What do the Incredible Hulk, a 160-foot-tall radio tower, and the four Teenage Mutant Ninja Turtles have in common?
They were all cargo that had to be hauled on the debut of the eighth season of Shipping Wars, the reality TV show that aired Tuesday night, on A & E. The show has a new format and new cast, both of which prompted more than a few negative comments on the show's Facebook page after the first episode of the new season aired.
Shipping Wars debuted in 2012 and ran for seven seasons, the last being in 2014-2015, and attracted about 1 million viewers per episode. It used the online reverse auction site uShip to connect shippers with drivers.
The season that began Tuesday night didn't use uShip, and there was no competition between haulers for a load. It also has a new cast.
In that first episode, a flatbedder named Natasha had to pick up a 160-foot-tall radio tower in Colorado and deliver it to Texas. It was loaded on her trailer by the older farmer who had used it for many years to get a TV signal to his rural farm. Only after it was loaded did she learn it qualified as oversized and needed to scramble and pay extra for a permit.
She said the load was "a little harder than it should have been" but she got it delivered only half an hour beyond the requested time, and turned a profit of $4,750.
Also on Tuesday night's show, Dwight and Tyesha, a husband and wife team of hotshotters were tapped to deliver a large replica of the Incredible Hulk comic book character and four oversized models of the four Teenage Mutant Ninja Turtles, which weighed over 300 lbs. each. The two struggled to get them loaded and wrestled with tarping the load and keeping it tarped. This prompted Tyesha to say, "I hate this tarping thing."
They arrived late for the drop off and the Hulk had a couple of scuffs that caused a $250 deduction. But, in the end, Dwight and Tyesha banked $2,125, and Dwight said, "At the end of the day, it was a good load."
Another hotshot couple, Molly and Russell, likewise struggled to get their load -- a large, animatronic model of the movie monster the Slayer -- onboard and tarped for a 500-mile trip from Illinois to a haunted house attraction in Tennessee.

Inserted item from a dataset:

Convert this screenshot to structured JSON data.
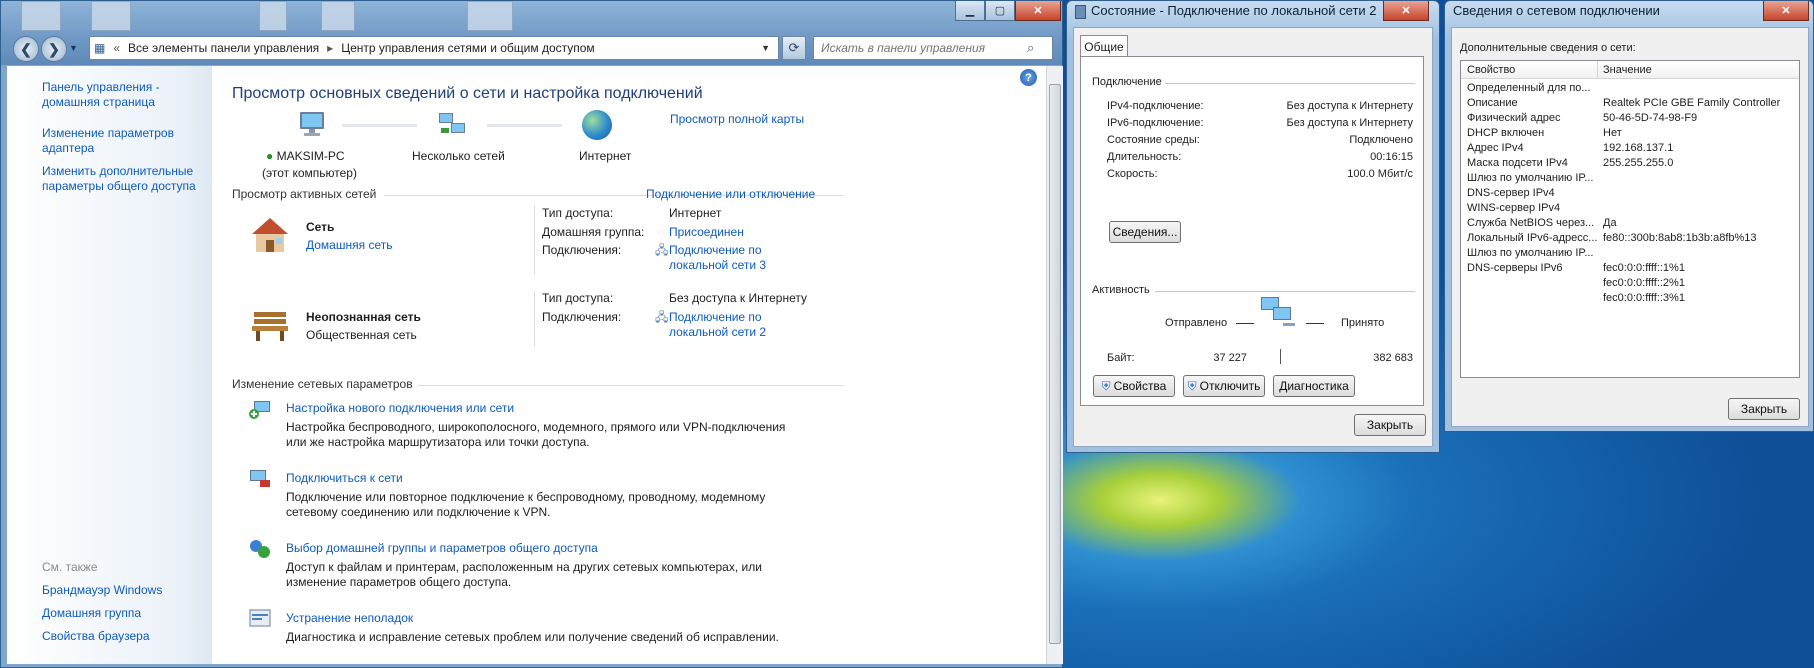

Many folks who watched the first episode of the eighth season were not impressed, and that's putting it mildly. Here's what some viewers said:
Cory Spinelli, himself a trucker, said, "Definitely not as good as the original. Probably won’t watch it much. Very disappointing."
Rachel Lyon added, "They left out the wars. Should have just started a new show called shipping."
Gene Somerset wrote, "New Shipping Wars sucks, the old cast was much better, they took a good show and screwed it up."
Jeffry Gobeli added, "Just turned on the new shipping wars. Watched 5 min. Turned it off. Won't watch it again."
Craig Nystrom wrote: "Well, this won't last very long. This is just terrible. The new cast is unwatchable and unlikeable. It needs Jennifer, Jarrett, Marc, or someone from the original cast."
Kenny Pearson said, "This isn’t cutting it so far. I’ll be watching the reruns of the old crews and style of (the) show."
From David Castillo came, "Yikes I was hoping to like it but...... nope!"
Luciano Guerra said, "I gave the new Shipping Wars a chance but I’m not going to watch another single episode. How is it a war when the shippers have no interaction at all? It’s as if they don’t even know each other. And Why the heck does Tamara have to yell so much?!?!?"
Tricia Farr was more philosophical and said, "Things change! Just like life! Geez, it’s a show, people!!!!
But Bradley LaraI offered a different view when he said, "(I) don't get people not liking it's almost the same as the older ones just different people and they don't do the fake bidding. It's a great show."
Shipping Wars airs Tuesday at 10 p.m. Eastern, 9 p.m. Central on A&E.